HMS Terror Was Almost Discovered In 2009
Seven years before HMS Terror was officially discovered, it was nearly accidentally discovered by Sammy Kogvik. Kogvik, interestingly enough, would be the reason the ship was found so quickly in 2016.
Kogvik was sailing with colleagues in 2009 near the area where HMS Terror would later be found when he saw a wooden pole sticking out of the ice. As he went to grab his camera, it fell into the water. When he recovered his camera, the pole had sunk beneath the surface.
Kogvik Kept Quiet Until The Time Was Right
With no proof of such a strange discovery, Sammy Kogvik kept quiet about his stick in the ice for years. It was only when he joined the expedition looking for HMS Terror that he knew he had found something.
The site the crew was looking at included the area he saw the stick. Kogvik told his colleagues, and they decided to investigate his strange claim. Less than two and a half hours after starting their search, HMS Terror was found in 79 feet of water.
The Findings Will Be Co-Owned
Because of where HMS Terror was situated, the findings of the discovery are under co-ownership of the Inuit people of the area and the government of Canada. This partnership will benefit both sides for one major reason.
By co-owning the discovery, the Inuit people and the Canadian government can continue to work together on future research initiatives. Another dive could reveal even more about the story of HMS Terror, like what was in the Captain's quarters.
The Story Isn't Over
While dive crews seemed to have been left with more questions than answers, they are convinced that with more research everything will make sense.
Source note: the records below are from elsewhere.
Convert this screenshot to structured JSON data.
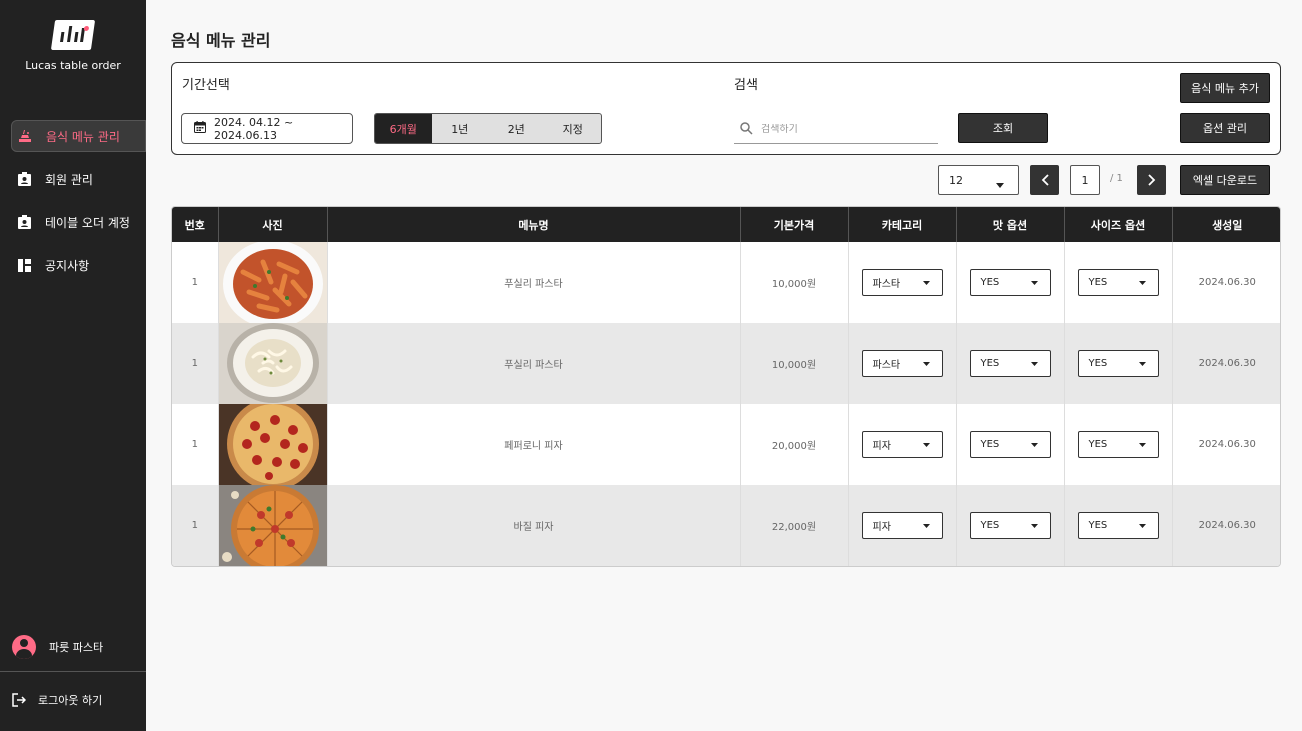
{
  "brand": {
    "name": "Lucas table order"
  },
  "sidebar": {
    "items": [
      {
        "label": "음식 메뉴 관리",
        "icon": "food-menu-icon",
        "active": true
      },
      {
        "label": "회원 관리",
        "icon": "member-badge-icon",
        "active": false
      },
      {
        "label": "테이블 오더 계정",
        "icon": "account-badge-icon",
        "active": false
      },
      {
        "label": "공지사항",
        "icon": "dashboard-icon",
        "active": false
      }
    ],
    "profile_name": "파릇 파스타",
    "logout_label": "로그아웃 하기"
  },
  "page": {
    "title": "음식 메뉴 관리"
  },
  "filters": {
    "period_label": "기간선택",
    "date_range": "2024. 04.12 ~ 2024.06.13",
    "periods": [
      {
        "label": "6개월",
        "selected": true
      },
      {
        "label": "1년",
        "selected": false
      },
      {
        "label": "2년",
        "selected": false
      },
      {
        "label": "지정",
        "selected": false
      }
    ],
    "search_label": "검색",
    "search_placeholder": "검색하기",
    "search_button": "조회",
    "add_menu_button": "음식 메뉴 추가",
    "option_manage_button": "옵션 관리"
  },
  "toolbar": {
    "per_page": "12",
    "current_page": "1",
    "total_pages": "/ 1",
    "excel_button": "엑셀 다운로드"
  },
  "table": {
    "headers": [
      "번호",
      "사진",
      "메뉴명",
      "기본가격",
      "카테고리",
      "맛 옵션",
      "사이즈 옵션",
      "생성일"
    ],
    "rows": [
      {
        "no": "1",
        "photo": "penne-pasta-photo",
        "name": "푸실리 파스타",
        "price": "10,000원",
        "category": "파스타",
        "taste": "YES",
        "size": "YES",
        "date": "2024.06.30"
      },
      {
        "no": "1",
        "photo": "cream-pasta-photo",
        "name": "푸실리 파스타",
        "price": "10,000원",
        "category": "파스타",
        "taste": "YES",
        "size": "YES",
        "date": "2024.06.30"
      },
      {
        "no": "1",
        "photo": "pepperoni-pizza-photo",
        "name": "페퍼로니 피자",
        "price": "20,000원",
        "category": "피자",
        "taste": "YES",
        "size": "YES",
        "date": "2024.06.30"
      },
      {
        "no": "1",
        "photo": "basil-pizza-photo",
        "name": "바질 피자",
        "price": "22,000원",
        "category": "피자",
        "taste": "YES",
        "size": "YES",
        "date": "2024.06.30"
      }
    ]
  },
  "colors": {
    "accent": "#ff6b86",
    "sidebar": "#222222",
    "button": "#333333"
  }
}
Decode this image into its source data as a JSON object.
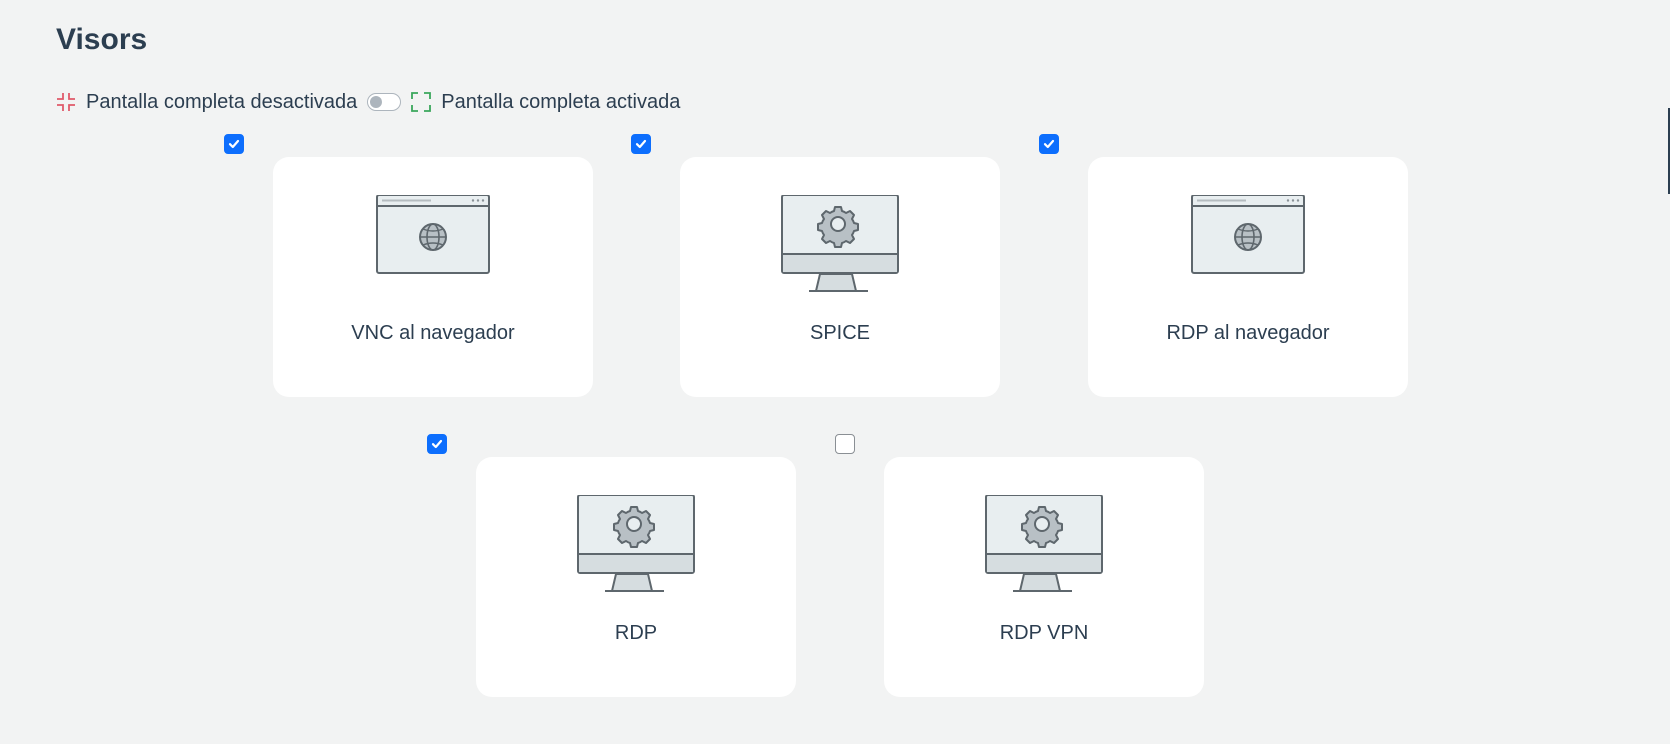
{
  "page": {
    "title": "Visors"
  },
  "fullscreen": {
    "off_label": "Pantalla completa desactivada",
    "on_label": "Pantalla completa activada",
    "toggle_on": false,
    "off_icon_color": "#e05a6a",
    "on_icon_color": "#3aa65b"
  },
  "viewers": [
    {
      "label": "VNC al navegador",
      "icon": "browser-globe-icon",
      "checked": true
    },
    {
      "label": "SPICE",
      "icon": "monitor-gear-icon",
      "checked": true
    },
    {
      "label": "RDP al navegador",
      "icon": "browser-globe-icon",
      "checked": true
    },
    {
      "label": "RDP",
      "icon": "monitor-gear-icon",
      "checked": true
    },
    {
      "label": "RDP VPN",
      "icon": "monitor-gear-icon",
      "checked": false
    }
  ],
  "colors": {
    "accent": "#0d6efd",
    "background": "#f2f3f3",
    "card": "#ffffff",
    "text": "#2c3e50"
  }
}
By getting to the bottom of the ocean, one crew member claims they will "get to the bottom of the story."
Where that story leads is anyone's guess. With no records indicating what happened to the crew or how the ship sunk we are only left with tall tales and legends.
HMS Terror In Pop Culture
Because no one knows exactly what happened on HMS Terror, Hollywood has, of course, stepped up to fill the gaps. In 2018, The Terror debuted on AMC as an anthology series, with the first season telling the horrific tale of the lost ship and its crew.
In the television series, which itself is based on a book, the crew of HMS Terror was taught to survive the harsh weather conditions outside while being trapped in the ice. And did we mention something supernatural is stalking the crew?